Top of EXERCISE DATA

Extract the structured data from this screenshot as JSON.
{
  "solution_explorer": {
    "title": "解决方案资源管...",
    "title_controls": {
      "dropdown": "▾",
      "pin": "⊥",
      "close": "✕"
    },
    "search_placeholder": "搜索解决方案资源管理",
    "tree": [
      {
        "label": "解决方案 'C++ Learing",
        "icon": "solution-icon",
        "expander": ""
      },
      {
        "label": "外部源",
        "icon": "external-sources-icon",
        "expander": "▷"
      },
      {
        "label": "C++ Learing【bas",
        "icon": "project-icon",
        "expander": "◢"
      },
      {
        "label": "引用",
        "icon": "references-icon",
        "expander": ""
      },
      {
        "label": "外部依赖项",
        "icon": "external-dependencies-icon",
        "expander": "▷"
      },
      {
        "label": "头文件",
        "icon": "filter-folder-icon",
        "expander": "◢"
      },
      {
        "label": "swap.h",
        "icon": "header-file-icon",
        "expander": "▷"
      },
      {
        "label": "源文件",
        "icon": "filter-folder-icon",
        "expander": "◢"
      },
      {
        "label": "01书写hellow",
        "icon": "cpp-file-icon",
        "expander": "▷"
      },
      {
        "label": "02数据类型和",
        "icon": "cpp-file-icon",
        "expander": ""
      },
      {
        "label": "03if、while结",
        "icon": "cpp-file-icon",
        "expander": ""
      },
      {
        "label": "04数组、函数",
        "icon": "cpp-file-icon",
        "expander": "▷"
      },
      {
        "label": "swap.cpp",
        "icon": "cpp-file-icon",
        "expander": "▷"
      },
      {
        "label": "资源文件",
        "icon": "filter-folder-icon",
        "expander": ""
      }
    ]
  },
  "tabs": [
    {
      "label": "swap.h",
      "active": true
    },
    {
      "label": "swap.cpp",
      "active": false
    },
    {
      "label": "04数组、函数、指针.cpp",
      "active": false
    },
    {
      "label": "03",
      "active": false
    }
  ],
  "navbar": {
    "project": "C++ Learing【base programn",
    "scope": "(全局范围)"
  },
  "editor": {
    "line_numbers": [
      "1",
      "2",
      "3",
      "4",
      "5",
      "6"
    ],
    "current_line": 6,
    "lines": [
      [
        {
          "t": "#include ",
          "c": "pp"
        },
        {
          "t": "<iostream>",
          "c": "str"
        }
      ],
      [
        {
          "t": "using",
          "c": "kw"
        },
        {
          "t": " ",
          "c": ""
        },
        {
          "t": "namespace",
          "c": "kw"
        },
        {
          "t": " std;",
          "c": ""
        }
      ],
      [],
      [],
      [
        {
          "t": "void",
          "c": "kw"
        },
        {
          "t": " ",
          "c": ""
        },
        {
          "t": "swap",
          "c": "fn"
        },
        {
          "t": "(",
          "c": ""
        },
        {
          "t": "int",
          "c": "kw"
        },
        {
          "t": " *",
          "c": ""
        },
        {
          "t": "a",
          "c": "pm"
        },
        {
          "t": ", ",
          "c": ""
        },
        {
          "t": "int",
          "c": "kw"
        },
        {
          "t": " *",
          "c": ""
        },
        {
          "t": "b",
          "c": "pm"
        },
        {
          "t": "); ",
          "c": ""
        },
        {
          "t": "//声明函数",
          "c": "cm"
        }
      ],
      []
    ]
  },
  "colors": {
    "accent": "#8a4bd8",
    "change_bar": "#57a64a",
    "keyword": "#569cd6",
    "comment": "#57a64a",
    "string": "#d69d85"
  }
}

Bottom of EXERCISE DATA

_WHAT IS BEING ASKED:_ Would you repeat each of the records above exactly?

_EXERCISE ANSWER:_
Extract the structured data from this screenshot as JSON.
{
  "solution_explorer": {
    "title": "解决方案资源管...",
    "title_controls": {
      "dropdown": "▾",
      "pin": "⊥",
      "close": "✕"
    },
    "search_placeholder": "搜索解决方案资源管理",
    "tree": [
      {
        "label": "解决方案 'C++ Learing",
        "icon": "solution-icon",
        "expander": ""
      },
      {
        "label": "外部源",
        "icon": "external-sources-icon",
        "expander": "▷"
      },
      {
        "label": "C++ Learing【bas",
        "icon": "project-icon",
        "expander": "◢"
      },
      {
        "label": "引用",
        "icon": "references-icon",
        "expander": ""
      },
      {
        "label": "外部依赖项",
        "icon": "external-dependencies-icon",
        "expander": "▷"
      },
      {
        "label": "头文件",
        "icon": "filter-folder-icon",
        "expander": "◢"
      },
      {
        "label": "swap.h",
        "icon": "header-file-icon",
        "expander": "▷"
      },
      {
        "label": "源文件",
        "icon": "filter-folder-icon",
        "expander": "◢"
      },
      {
        "label": "01书写hellow",
        "icon": "cpp-file-icon",
        "expander": "▷"
      },
      {
        "label": "02数据类型和",
        "icon": "cpp-file-icon",
        "expander": ""
      },
      {
        "label": "03if、while结",
        "icon": "cpp-file-icon",
        "expander": ""
      },
      {
        "label": "04数组、函数",
        "icon": "cpp-file-icon",
        "expander": "▷"
      },
      {
        "label": "swap.cpp",
        "icon": "cpp-file-icon",
        "expander": "▷"
      },
      {
        "label": "资源文件",
        "icon": "filter-folder-icon",
        "expander": ""
      }
    ]
  },
  "tabs": [
    {
      "label": "swap.h",
      "active": true
    },
    {
      "label": "swap.cpp",
      "active": false
    },
    {
      "label": "04数组、函数、指针.cpp",
      "active": false
    },
    {
      "label": "03",
      "active": false
    }
  ],
  "navbar": {
    "project": "C++ Learing【base programn",
    "scope": "(全局范围)"
  },
  "editor": {
    "line_numbers": [
      "1",
      "2",
      "3",
      "4",
      "5",
      "6"
    ],
    "current_line": 6,
    "lines": [
      [
        {
          "t": "#include ",
          "c": "pp"
        },
        {
          "t": "<iostream>",
          "c": "str"
        }
      ],
      [
        {
          "t": "using",
          "c": "kw"
        },
        {
          "t": " ",
          "c": ""
        },
        {
          "t": "namespace",
          "c": "kw"
        },
        {
          "t": " std;",
          "c": ""
        }
      ],
      [],
      [],
      [
        {
          "t": "void",
          "c": "kw"
        },
        {
          "t": " ",
          "c": ""
        },
        {
          "t": "swap",
          "c": "fn"
        },
        {
          "t": "(",
          "c": ""
        },
        {
          "t": "int",
          "c": "kw"
        },
        {
          "t": " *",
          "c": ""
        },
        {
          "t": "a",
          "c": "pm"
        },
        {
          "t": ", ",
          "c": ""
        },
        {
          "t": "int",
          "c": "kw"
        },
        {
          "t": " *",
          "c": ""
        },
        {
          "t": "b",
          "c": "pm"
        },
        {
          "t": "); ",
          "c": ""
        },
        {
          "t": "//声明函数",
          "c": "cm"
        }
      ],
      []
    ]
  },
  "colors": {
    "accent": "#8a4bd8",
    "change_bar": "#57a64a",
    "keyword": "#569cd6",
    "comment": "#57a64a",
    "string": "#d69d85"
  }
}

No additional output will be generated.